I wish I’d been the one to coin this… and, unfortunately, when I wrote my note about it I failed to credit the source. So now I have to start with anonymous realtor who observed that he’s had several buyers walk in to his office with P.T.S.D. or “Post Traumatic Stress Syndrome.” His diagnosis was based on their demeanor which included an opening apology for a suspected personality disorder based on their previous realtor relationship. He cited examples of buyers saying they “must be too picky” or “too nervous” or have “unrealistic expectations” of their agent. (You don’t suppose the agent had any unrealistic expectations of the client, do you?)
If it weren’t so tragic, it would be funny. I’ve seen the same thing with sellers–now “former” clients of another agent who are convinced somehow that they are responsible for everything that went wrong with the last relationship and attempted transaction. Convincing clients they are to blame for failings is a skill I seem unable to develop, let alone understand. I’m supposed to be protecting and advising my client, aren’t I?
The media is, as many of us know, an interesting entity. Stories develop themes and the themes get picked up quickly. One theme that’s increasing on a number of real estate web sites and publications is the idea of “raising the bar” or increasing the entry standards for new agents. I’m not sure I’ll be able to resist editorializing about that much longer. I would only say here that new agents are not the only agents who are creating P.T.S.D.
So let’s simplify a bit the relationship and “blame” issue. (After I simplify it, I may feel a need to complicate it in a future post.) In the State of Maine a client relationship must be defined in writing. One of the reasons for this is to remove as much doubt and vagueness as possible. A good written agreement will include fairly detailed statements of what both parties will do and not do.
I recently worked with a seller who was upset over several things that happened and didn’t happen during the previous listing experience. When these sorts of issues arise I’m always tempted to ask “was that a violation of the agreement you signed?” The point of the question is not to delve into legalities. But when a seller apologizes for “expecting too much” I’m tempted to ask them to get the old contract out and look for the portion that says “Seller shall not expect too much.”
Of course I am having some fun with this, but I’m also not. If I could achieve one thing in the real estate industry with the wave of a magic wand it might be simply that people read and understand the documents being signed. Remember, an important point of an agreement is to remove doubt and establish clarity. Yes, it is a contract–but what is a contract other than an agreement. Ideally, we discuss and fundamentally agree on what might constitute “too much” and “too picky.” But it’s not just a matter of agreeing at signing. Some of these issues require continued discussion. We don’t sign an agreement, breathe a sigh of relief and think, “Phew, that’s over.” Or at least that’s not how I think it works.

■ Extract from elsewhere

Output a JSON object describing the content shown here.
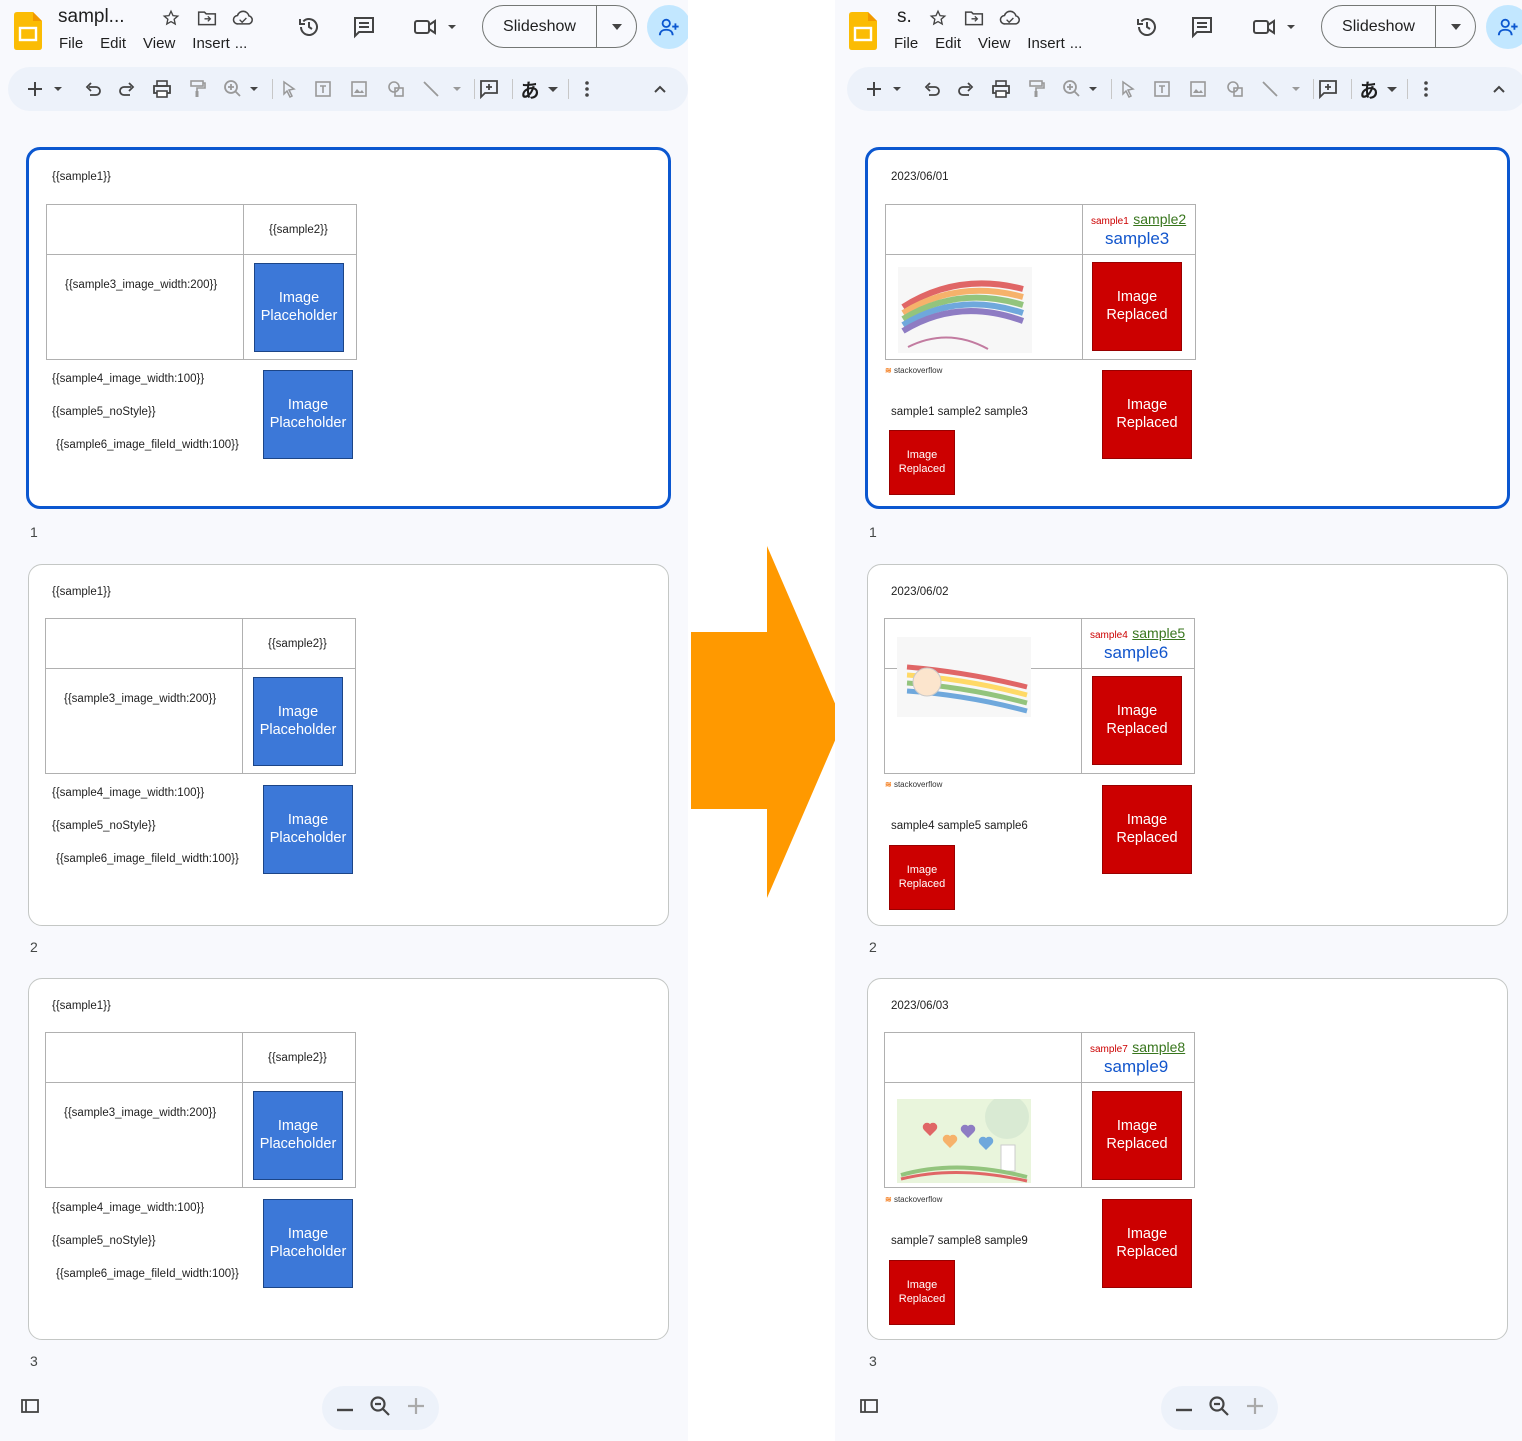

I remember one nervous client. She might have had PRE traumatic stress syndrome. We didn’t (nor did the contract) outlaw her nervousness–it was actually somewhat justified since this was her first major real estate purchase. We did, however, agree that she was not allowed to panic until after she talked to me. I think that’s called “working together.” I’m pleased to report that she’s a happy property owner and I’m not aware of any POST traumatic stress syndrome.
So before you decide that you bear all the responsibility read and understand your agreement. Simple, maybe not easy.